WHAT YOU HAVE TO DO
Determine how many lines in the listing that follows include "this". Answer only with that number.

DATA SHOWN
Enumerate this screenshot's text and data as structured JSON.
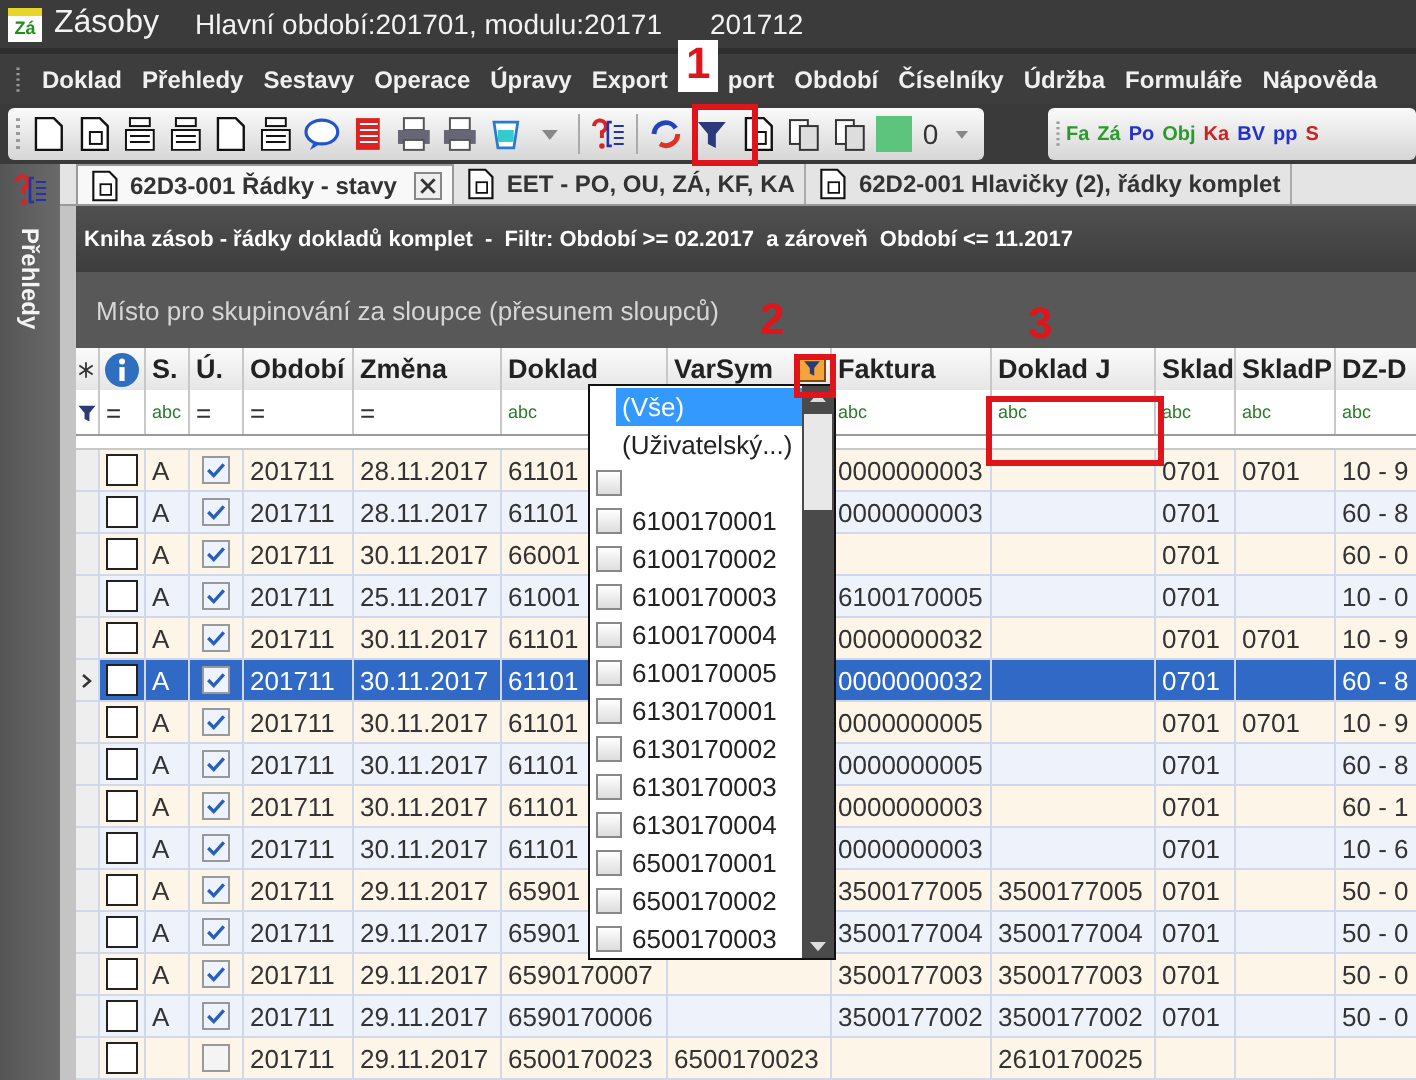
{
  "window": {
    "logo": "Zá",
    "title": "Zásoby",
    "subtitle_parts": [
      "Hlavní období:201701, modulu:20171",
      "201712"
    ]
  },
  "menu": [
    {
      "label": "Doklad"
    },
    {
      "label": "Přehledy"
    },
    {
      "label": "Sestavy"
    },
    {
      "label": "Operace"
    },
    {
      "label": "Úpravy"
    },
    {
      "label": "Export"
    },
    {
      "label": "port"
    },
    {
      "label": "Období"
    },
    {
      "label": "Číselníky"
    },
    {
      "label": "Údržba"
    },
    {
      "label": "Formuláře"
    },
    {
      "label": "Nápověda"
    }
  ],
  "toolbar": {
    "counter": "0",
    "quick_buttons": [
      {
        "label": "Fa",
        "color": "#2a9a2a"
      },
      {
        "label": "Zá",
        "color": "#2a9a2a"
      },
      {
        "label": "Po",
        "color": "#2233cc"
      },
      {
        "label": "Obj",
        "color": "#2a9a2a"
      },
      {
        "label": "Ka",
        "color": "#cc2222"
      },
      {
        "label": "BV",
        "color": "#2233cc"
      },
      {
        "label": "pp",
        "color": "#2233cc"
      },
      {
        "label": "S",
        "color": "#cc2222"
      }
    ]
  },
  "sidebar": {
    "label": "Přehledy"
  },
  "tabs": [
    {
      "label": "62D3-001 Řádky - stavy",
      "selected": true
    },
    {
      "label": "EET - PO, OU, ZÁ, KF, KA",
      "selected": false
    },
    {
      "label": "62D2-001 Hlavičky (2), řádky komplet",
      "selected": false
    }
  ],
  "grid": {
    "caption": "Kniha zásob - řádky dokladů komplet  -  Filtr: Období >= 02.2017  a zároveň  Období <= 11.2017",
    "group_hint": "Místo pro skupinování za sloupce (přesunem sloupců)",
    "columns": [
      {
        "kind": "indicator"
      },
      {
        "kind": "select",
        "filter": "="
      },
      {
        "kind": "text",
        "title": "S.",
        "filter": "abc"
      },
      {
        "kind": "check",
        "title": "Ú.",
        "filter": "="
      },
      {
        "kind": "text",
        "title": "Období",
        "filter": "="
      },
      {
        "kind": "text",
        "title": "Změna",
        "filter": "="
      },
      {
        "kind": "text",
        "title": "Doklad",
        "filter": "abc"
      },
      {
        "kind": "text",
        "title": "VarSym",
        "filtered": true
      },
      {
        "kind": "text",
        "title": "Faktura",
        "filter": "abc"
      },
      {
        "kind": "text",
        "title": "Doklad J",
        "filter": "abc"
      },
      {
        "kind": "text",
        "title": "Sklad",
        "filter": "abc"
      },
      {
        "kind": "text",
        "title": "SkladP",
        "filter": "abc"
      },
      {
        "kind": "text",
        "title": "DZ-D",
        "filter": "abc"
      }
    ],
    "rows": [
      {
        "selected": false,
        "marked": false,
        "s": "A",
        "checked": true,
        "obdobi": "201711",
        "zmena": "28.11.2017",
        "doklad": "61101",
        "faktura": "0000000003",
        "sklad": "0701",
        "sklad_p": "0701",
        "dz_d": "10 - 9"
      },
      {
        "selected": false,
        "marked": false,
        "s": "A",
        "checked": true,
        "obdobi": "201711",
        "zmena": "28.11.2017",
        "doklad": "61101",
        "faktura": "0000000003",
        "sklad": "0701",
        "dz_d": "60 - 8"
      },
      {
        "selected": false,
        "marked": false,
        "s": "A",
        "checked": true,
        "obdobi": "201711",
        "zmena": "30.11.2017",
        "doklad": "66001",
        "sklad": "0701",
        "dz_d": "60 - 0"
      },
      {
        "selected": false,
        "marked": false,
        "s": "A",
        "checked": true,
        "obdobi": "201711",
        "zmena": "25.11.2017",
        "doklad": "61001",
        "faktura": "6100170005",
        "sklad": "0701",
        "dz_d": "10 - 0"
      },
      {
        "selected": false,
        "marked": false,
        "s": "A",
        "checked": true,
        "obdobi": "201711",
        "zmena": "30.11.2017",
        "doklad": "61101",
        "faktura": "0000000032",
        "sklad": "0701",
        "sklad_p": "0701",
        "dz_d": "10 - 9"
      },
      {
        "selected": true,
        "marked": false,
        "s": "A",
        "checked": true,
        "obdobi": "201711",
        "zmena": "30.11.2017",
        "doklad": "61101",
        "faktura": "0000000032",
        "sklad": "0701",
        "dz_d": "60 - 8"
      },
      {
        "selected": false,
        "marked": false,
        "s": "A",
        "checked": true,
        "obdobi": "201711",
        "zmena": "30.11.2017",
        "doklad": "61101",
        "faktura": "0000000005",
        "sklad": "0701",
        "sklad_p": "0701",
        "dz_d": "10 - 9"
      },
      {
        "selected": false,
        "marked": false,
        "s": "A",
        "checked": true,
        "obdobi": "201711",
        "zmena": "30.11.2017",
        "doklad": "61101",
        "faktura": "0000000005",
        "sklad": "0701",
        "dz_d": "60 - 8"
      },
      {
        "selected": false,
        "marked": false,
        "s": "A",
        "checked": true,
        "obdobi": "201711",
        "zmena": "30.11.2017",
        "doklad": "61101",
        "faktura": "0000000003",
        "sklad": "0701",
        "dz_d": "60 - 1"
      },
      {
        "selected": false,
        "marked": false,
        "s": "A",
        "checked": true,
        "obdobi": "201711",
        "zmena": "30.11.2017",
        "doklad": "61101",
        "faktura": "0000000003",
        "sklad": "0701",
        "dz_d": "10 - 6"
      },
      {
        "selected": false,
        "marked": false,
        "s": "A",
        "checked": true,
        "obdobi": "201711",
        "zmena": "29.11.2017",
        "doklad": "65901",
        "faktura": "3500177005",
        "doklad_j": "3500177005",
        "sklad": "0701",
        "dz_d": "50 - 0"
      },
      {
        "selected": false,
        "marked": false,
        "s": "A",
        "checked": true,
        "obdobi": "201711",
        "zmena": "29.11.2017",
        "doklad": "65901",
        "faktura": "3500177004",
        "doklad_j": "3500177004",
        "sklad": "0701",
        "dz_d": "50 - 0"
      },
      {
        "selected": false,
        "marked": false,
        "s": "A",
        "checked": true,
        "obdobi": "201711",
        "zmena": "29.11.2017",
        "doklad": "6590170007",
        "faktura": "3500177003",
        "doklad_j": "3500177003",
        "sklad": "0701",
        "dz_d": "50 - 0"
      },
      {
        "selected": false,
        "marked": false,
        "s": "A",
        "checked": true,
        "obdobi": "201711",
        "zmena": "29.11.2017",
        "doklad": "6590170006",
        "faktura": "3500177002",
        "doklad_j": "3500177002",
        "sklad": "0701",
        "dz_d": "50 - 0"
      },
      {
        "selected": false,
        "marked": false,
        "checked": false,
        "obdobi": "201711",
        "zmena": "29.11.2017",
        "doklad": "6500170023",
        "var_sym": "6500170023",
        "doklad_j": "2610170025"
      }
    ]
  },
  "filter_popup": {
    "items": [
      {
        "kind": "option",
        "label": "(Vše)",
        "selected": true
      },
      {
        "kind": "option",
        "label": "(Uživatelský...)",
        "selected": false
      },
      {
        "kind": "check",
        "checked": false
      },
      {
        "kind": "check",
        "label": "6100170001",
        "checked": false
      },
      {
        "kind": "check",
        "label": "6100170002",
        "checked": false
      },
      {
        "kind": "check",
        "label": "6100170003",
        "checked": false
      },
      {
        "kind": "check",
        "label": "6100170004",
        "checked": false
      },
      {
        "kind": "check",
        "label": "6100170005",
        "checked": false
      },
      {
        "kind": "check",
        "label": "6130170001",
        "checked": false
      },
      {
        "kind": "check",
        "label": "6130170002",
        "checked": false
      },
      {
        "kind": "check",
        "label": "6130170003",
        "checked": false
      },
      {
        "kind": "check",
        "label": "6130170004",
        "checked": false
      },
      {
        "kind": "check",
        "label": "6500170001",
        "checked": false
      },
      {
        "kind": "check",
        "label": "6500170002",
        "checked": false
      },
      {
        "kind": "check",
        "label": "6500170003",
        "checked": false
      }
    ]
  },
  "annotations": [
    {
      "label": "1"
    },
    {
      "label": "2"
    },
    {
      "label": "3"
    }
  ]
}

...

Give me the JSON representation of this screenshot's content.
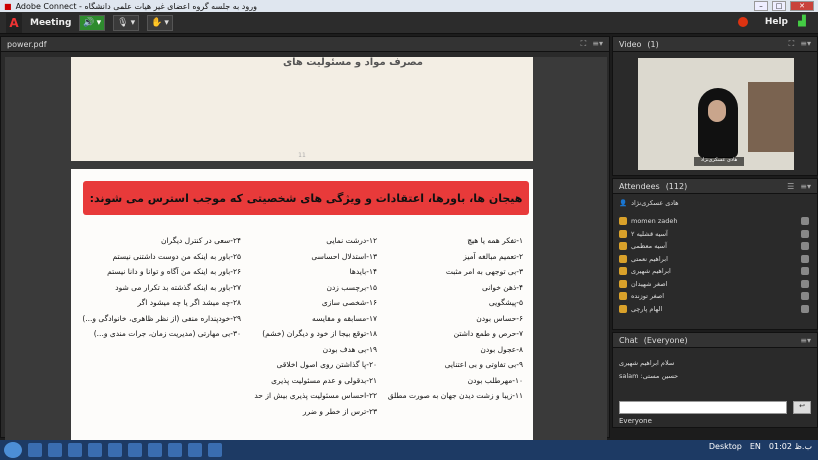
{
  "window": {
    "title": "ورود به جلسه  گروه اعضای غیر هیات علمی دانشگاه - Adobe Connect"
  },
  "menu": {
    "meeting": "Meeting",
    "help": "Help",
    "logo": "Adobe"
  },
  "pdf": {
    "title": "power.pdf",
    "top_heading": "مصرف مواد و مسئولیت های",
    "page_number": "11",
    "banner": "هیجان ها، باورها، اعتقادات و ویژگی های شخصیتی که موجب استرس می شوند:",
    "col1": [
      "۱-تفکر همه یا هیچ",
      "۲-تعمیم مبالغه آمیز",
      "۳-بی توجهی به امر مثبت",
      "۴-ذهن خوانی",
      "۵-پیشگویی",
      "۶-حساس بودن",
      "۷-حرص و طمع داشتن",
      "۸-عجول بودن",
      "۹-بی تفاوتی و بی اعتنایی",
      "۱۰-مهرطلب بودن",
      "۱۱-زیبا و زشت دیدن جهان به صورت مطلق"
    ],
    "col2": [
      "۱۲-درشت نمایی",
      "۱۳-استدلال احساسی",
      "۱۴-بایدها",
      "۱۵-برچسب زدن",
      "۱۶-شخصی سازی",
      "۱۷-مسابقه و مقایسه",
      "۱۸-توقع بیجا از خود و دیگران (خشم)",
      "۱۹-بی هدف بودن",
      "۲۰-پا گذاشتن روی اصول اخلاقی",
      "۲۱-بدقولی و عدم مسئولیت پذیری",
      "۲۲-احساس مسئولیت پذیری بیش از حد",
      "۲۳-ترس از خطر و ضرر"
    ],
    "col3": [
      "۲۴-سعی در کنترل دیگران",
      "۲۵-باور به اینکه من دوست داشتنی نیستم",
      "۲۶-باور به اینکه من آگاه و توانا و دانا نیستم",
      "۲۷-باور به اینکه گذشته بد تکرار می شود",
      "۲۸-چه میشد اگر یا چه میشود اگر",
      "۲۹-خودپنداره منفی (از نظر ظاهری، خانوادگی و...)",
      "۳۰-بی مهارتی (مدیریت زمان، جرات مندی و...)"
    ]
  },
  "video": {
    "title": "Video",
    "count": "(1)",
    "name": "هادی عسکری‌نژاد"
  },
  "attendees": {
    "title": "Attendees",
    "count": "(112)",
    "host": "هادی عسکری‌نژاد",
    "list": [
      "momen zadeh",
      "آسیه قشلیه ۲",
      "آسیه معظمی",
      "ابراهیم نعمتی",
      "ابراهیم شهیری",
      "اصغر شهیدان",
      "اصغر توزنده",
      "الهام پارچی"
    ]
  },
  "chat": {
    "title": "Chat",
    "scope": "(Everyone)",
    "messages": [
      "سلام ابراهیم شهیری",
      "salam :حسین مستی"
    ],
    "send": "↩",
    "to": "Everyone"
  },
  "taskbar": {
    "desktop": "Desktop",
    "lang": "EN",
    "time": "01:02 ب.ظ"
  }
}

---

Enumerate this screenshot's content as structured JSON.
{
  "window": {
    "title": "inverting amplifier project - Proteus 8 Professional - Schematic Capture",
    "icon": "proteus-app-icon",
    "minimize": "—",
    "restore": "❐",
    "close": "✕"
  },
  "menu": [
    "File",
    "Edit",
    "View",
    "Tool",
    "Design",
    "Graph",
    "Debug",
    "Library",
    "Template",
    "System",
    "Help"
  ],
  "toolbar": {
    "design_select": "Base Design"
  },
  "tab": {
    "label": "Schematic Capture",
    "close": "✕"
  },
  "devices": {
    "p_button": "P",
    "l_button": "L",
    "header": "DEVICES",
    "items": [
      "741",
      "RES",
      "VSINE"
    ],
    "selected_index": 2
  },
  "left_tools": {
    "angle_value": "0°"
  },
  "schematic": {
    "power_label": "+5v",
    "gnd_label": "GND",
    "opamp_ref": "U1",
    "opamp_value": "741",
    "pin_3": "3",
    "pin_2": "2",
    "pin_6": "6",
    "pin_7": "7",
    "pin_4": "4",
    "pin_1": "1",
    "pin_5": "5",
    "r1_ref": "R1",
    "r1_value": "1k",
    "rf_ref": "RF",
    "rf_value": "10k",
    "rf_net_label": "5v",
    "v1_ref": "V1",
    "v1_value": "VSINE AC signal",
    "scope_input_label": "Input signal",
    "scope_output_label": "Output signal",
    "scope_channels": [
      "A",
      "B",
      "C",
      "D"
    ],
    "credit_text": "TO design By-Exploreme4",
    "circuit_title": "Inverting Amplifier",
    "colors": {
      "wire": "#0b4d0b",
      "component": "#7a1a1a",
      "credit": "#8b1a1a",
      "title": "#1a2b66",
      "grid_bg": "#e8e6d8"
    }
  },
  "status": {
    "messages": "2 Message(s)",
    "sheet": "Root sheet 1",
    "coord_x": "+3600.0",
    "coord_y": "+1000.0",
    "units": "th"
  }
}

ANSWER SPACE
3